  The letters used are:  "F" - Frontal lobe, "T" - Temporal lobe , "C" - Central lobe , "P" - Parietal lobe, "O" - Occipital lobe. (Note: There is no central lobe in the cerebral cortex. "C" is just used for identification purposes only.)
Even numbers (2, 4, 6, 8) refer to the right hemisphere and odd numbers (1, 3, 5, 7) refer to the left hemisphere. "Z" refers to an electrode placed on the mid line. The smaller the number, the closer the position to the mid line.
"Fp" stands for Front polar. "Nasion" is the point between the forehead and nose. "Inion" is the bump at the back of the skull.

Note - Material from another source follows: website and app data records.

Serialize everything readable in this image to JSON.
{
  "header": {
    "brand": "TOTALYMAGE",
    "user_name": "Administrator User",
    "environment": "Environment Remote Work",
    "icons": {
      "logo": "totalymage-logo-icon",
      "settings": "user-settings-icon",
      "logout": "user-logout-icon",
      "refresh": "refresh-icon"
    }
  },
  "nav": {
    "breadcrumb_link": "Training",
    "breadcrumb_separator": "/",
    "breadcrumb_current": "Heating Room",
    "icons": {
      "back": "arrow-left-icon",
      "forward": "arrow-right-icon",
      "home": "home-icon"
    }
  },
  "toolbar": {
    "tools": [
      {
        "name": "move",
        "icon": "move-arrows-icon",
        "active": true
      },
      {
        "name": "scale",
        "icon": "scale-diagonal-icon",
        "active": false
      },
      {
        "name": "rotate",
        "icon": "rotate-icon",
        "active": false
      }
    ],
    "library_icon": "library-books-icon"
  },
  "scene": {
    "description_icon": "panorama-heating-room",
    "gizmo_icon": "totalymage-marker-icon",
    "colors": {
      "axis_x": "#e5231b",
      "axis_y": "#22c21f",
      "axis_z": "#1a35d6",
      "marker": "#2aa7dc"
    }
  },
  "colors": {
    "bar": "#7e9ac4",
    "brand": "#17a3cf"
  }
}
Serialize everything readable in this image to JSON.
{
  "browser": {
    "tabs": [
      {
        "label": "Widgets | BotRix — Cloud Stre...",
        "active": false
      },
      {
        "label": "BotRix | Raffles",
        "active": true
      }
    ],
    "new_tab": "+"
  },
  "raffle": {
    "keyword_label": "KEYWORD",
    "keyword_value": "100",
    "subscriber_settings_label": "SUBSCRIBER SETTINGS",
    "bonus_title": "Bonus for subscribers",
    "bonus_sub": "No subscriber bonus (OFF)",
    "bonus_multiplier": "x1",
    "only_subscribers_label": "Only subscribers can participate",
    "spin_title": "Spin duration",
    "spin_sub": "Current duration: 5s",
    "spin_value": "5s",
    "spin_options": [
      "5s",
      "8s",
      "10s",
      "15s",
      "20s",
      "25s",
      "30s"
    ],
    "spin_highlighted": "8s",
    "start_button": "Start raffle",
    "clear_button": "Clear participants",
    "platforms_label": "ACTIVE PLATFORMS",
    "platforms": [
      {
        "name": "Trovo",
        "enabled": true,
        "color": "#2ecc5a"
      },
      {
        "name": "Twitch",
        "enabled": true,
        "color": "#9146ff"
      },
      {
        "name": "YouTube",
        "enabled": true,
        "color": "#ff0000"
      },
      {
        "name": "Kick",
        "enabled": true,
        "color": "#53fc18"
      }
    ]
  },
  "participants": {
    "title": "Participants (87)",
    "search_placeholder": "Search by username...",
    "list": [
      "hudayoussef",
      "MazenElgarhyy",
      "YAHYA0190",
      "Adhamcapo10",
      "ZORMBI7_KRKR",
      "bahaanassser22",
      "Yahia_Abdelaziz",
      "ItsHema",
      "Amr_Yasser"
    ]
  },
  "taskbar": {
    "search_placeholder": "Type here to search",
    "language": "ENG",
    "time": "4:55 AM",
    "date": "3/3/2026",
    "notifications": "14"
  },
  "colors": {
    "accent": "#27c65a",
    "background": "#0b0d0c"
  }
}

The "10" and "20" (10-20 system) refer to the 10% and 20% inter electrode distance.
   

When recording a more detailed EEG with more electrodes, extra electrodes are added utilizing the spaces in-between the existing 10-20 system. This new electrode-naming-system is more complicated giving rise to the Modified Combinatorial Nomenclature (MCN). This MCN system uses 1, 3, 5, 7, 9 for the left hemisphere which represents 10%, 20%, 30%, 40%, 50% of the inion-to-nasion distance respectively. 2, 4, 6, 8, 10 are used to represent the right hemisphere. The introduction of extra letters allows the naming of extra electrode sites. (Note: These new letters do not necessarily refer to an area on the underlying cerebral cortex.)